He recalls that last year Buffalo Wild Wings “embarked on two major moments of reevaluation.” The first one arrived during March Madness. It created a new campaign, brought in fresh uniforms, and put food on updated plateware. The chain also sought out ways to make food better, and did so by introducing new queso, salsa, and classic cocktails
Starting in August and going through fall, the Buffalo Wild Wings team will roll out more food and beverage innovation. Hand-breaded Chicken Tenders, a Nashville Hot Chicken Sandwich, and Southern Chicken Sandwich (all beer battered with Lagunitas IPA) will debut in August. New boneless wings arrive in November, along with a Jack Sour cocktail. Other drinks joining the menu through the summer and beyond include a Sauza Blue Silver Paloma, Stone Tropic of Thunder Lager, and Dogfish Head Slightly Mighty IPA.
The kitchen crew at Buffalo Wild Wings will start hand battering chicken tenders and chicken sandwiches in the back of the house, the company said. Riddle says that its beer battered, hand-breaded chicken is going from freezer to fryer, “what any restaurant can do in a week to actually having a standalone dedicated, 100 percent validated, amazing product that we use. We’re hand breading in-store to order. It’s something we’ve never done before. It’s probably the biggest change both culturally and menu-wise that we’ve ever done.”

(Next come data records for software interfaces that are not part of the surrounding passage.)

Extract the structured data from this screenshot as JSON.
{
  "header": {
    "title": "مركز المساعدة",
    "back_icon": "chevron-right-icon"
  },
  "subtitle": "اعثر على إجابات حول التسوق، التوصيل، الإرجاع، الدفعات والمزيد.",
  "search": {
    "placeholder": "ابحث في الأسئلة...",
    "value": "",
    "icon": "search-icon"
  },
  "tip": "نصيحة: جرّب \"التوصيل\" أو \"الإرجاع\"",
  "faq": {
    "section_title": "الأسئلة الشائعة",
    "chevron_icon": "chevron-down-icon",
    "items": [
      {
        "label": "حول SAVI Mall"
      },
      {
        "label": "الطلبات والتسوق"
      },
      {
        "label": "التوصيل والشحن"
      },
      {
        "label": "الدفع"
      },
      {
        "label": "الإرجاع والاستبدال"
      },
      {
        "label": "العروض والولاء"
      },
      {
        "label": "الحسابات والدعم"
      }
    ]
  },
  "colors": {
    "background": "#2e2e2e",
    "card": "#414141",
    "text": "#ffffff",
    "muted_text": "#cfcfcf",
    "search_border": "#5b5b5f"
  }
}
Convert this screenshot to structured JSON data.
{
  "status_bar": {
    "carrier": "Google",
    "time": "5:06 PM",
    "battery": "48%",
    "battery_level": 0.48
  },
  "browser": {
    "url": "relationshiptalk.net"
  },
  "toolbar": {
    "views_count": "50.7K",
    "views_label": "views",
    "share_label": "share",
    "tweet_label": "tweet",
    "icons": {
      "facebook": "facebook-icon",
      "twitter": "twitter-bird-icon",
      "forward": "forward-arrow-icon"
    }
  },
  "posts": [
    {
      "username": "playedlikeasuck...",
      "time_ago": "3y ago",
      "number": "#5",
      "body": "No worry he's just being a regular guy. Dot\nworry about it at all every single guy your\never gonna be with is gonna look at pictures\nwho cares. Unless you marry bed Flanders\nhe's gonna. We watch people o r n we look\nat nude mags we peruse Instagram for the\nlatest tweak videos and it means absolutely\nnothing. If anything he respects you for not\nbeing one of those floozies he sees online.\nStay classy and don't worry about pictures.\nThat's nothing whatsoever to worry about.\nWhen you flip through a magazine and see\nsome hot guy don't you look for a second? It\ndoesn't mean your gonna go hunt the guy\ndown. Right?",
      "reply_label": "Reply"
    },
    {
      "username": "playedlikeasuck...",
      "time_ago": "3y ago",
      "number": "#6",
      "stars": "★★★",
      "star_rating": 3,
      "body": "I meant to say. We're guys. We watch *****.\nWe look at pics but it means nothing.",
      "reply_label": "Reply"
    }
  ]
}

“All of these [menu offerings] have an attitude to them,” Carawan adds. “They are not for the faint of heart. They’ve got flavor, attitude, size, and great visual appeal. Then moving into the fall, we’ll have two more classic cocktails. We’re going to launch new and improved boneless wings. And in addition to that we’re going old school, back to the original buffalo sauce, just like you remember the first time you had it way back when. That’ll be launching in November.”
In addressing the crowd at the Times Square event, Carawan admitted that the last year had been challenging for him coming into a brand that “had lost its swagger,” he said. “It was down in sales, share, and traffic, and it was really not a fun place to be. In many ways, we had lost our way, but we’re coming out of that.”
Carawan and many on his team relocated to Atlanta. While he says it was a transformative year for him personally, the brand “is also going to be moving very quickly in a transformative way,” he says. “We’ve got very tight, defined positioning. We’re the great American sports bar. For many years we had drifted from that really unique universe to this casual-dining space, and it didn’t really help us. We are not going to be ‘insert your casual dining brand here’ with a bunch of TVs. We’re going to be a true and honest sports bar and everything that entails. So if we’re going to be a sports bar, we’ve got to start acting like a sports bar. And that’s what we intend to do.”